Regulations are passed or laws are changed to stop or modify use and to mitigate the effects. The industrial approach grudgingly shifts to take into account the relationships between the application and its environmental and/or physiological context. Or this does not occur, in which case the process returns to stage 3.
-The War on Science by Shawn Otto
Even in spite of technologies with positive effects on health or the environment, and thanks to misinformation campaigns and distrust of institutions, antiscience views prevail. Otto dives deep into several modern antiscience views: fear and opposition toward genetically modified food, worries about electromagnetic radiation from electronic devices, and the anti-vaccination movement. These fears and antiscience viewpoint cross political and socio-economic divides, therefore making them more powerful and problematic.
In chapter 7, Otto connects the rise of antiscience views with the loss of antiscience views promoted by the news media. He traces the loss of balanced news coverage back to the abolishment of the Fairness Doctrine by the Federal Communications Commission (FCC) in 1987, during the Reagan Administration. The policy had previously required that those with licenses to broadcast on public airwaves present programs on controversial issues of public importance in a way that was honest, equitable, and balanced (in the view of the FCC). Without this policy in place, “…media outlets are now divided into opposing groups of partisans whose primary goal is to manufacture conflict and produce the sort of instant drama that helps win the battle for ratings.” The loudest voices and the most dramatic stories win, to the detriment of journalistic, fact-based reporting. There is very little accountability in the media, especially in talk radio, Internet outlets, and cable news.
At the same time, postmodern schools of thought have influenced journalism with the view that truth is subjective, and that a reporter must always present both sides of the story without passing their own judgment, no matter what the scientific consensus may be. When knowledge and opinion are presented as equal, this can lead to a false balance and mislead audiences. Otto argues that objectivity is still possible: some facts are verifiably true, and it is possible to be objective when reporting. He pushes for a “journalistic method” based on the scientific method, in which all statements must be supported by primary sources confirming one another, and a system of peer review requiring a “meta-consensus'' of journalists with different perspectives.
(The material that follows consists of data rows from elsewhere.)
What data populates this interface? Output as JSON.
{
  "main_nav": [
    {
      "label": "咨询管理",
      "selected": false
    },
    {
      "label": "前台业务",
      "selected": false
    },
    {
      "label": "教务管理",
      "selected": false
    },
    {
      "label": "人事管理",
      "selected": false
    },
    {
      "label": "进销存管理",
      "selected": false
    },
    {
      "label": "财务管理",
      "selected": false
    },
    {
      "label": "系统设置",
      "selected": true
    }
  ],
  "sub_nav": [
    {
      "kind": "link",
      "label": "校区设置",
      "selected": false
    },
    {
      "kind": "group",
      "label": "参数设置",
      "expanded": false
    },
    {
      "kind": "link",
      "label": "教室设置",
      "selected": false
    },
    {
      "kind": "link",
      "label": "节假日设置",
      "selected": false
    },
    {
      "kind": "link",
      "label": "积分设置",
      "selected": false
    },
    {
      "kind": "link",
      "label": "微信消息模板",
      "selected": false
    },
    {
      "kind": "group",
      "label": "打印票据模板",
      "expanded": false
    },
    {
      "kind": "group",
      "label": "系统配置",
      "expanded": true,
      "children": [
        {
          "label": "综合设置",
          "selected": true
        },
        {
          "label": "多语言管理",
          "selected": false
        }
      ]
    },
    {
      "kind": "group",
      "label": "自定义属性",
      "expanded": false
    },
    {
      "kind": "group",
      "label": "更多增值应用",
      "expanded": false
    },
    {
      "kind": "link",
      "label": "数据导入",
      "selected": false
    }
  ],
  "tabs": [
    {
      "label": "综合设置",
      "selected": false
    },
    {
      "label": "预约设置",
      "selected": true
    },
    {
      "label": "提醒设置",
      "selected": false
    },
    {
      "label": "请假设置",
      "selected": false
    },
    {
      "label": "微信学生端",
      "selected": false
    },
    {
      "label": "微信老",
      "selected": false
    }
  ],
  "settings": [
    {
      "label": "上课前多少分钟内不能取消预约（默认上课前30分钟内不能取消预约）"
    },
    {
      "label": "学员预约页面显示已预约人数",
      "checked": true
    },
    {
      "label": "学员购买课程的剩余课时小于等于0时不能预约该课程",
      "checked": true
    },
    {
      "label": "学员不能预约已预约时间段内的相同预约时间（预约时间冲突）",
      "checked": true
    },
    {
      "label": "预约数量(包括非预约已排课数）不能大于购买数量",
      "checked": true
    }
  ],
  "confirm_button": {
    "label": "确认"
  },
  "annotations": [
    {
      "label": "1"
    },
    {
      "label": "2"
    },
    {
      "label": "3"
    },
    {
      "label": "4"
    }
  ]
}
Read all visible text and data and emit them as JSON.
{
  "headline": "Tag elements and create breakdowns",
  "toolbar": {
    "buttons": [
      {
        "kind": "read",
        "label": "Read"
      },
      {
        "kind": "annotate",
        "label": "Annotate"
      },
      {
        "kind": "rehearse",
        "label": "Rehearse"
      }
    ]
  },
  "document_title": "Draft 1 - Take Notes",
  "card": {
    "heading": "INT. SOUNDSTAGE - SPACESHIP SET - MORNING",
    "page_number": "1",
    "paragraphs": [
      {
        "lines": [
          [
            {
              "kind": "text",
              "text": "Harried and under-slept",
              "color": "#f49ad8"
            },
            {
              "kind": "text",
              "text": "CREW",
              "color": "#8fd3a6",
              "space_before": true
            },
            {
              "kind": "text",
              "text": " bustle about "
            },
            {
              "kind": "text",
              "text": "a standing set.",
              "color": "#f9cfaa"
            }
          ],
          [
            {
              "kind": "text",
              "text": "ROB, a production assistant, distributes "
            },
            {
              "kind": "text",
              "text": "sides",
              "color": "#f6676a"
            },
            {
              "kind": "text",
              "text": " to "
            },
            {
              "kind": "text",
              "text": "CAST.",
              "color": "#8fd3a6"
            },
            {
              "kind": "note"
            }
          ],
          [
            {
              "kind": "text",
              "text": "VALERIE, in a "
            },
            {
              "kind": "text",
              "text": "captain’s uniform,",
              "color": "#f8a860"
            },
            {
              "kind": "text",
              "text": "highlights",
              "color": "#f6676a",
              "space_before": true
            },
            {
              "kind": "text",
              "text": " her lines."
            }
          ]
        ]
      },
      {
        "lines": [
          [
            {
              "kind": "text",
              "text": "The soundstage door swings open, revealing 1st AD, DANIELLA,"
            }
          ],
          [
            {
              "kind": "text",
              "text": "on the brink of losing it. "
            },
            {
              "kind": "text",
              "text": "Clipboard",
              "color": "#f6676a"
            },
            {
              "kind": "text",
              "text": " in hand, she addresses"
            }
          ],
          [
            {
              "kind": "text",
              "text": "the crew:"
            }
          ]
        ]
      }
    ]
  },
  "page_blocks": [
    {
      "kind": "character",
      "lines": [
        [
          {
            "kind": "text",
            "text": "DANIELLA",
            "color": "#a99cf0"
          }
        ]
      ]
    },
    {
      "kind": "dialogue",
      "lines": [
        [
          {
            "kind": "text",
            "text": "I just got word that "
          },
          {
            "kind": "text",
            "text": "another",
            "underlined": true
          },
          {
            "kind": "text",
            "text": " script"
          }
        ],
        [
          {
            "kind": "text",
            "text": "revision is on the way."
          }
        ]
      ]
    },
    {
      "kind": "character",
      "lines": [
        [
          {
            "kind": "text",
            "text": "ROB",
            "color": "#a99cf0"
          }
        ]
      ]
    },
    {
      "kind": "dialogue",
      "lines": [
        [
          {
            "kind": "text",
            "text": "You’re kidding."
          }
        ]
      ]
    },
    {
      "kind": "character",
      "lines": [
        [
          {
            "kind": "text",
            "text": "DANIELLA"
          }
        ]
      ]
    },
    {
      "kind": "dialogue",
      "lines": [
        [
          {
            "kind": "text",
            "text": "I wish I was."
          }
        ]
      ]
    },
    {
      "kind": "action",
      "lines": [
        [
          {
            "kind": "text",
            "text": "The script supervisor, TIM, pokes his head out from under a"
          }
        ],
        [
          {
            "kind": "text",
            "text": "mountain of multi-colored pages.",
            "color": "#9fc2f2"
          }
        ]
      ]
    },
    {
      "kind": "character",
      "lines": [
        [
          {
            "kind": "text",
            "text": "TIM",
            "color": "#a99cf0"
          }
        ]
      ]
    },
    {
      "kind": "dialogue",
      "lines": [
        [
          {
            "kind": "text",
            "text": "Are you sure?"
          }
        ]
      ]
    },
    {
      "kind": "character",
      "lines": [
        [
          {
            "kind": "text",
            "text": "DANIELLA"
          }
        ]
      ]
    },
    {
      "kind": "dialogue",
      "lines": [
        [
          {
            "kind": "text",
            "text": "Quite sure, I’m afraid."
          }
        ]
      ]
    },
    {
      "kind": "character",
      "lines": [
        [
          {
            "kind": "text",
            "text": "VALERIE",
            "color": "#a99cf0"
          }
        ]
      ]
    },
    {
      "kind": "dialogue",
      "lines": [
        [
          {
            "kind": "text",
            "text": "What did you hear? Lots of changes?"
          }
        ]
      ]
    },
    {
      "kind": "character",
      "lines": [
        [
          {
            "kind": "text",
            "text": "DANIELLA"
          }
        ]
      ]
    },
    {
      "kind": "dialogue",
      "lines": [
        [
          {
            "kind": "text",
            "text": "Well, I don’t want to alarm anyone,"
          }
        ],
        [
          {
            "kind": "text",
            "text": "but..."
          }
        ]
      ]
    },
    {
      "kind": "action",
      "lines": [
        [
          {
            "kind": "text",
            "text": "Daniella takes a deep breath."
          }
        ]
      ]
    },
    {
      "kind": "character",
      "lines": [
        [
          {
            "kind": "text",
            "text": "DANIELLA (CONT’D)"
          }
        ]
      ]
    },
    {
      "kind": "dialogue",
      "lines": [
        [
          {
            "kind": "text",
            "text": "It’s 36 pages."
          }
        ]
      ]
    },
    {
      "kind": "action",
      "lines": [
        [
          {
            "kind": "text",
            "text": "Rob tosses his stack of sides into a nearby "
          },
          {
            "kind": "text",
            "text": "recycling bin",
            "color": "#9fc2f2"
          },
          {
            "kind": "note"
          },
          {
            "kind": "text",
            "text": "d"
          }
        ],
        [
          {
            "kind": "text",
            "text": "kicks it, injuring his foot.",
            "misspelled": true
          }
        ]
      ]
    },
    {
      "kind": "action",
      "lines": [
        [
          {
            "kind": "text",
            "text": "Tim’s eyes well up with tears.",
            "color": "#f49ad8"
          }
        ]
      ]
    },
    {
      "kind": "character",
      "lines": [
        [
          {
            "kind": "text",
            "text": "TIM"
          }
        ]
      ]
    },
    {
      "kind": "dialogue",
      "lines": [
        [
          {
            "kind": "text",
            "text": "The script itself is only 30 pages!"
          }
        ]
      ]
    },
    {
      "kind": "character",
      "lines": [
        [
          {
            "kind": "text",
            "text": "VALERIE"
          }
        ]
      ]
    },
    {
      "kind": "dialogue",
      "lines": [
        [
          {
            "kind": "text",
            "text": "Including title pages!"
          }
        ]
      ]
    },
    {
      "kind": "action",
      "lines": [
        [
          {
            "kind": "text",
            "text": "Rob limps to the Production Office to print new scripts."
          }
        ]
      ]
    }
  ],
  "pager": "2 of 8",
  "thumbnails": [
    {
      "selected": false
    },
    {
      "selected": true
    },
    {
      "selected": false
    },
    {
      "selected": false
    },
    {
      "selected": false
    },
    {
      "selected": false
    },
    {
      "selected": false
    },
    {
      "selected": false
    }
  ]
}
This is a lofty goal, and seems difficult to implement.
Written by Hanna Bartram & edited by Lindsey Mooney
Hanna Bartram is the Program, Educational, and Outreach Coordinator for the UC Davis Institute for Food and Agricultural Literacy, and serves as the facilitator of Science Says
Lindsey Mooney is a graduate student in the UC Davis Psychology Department.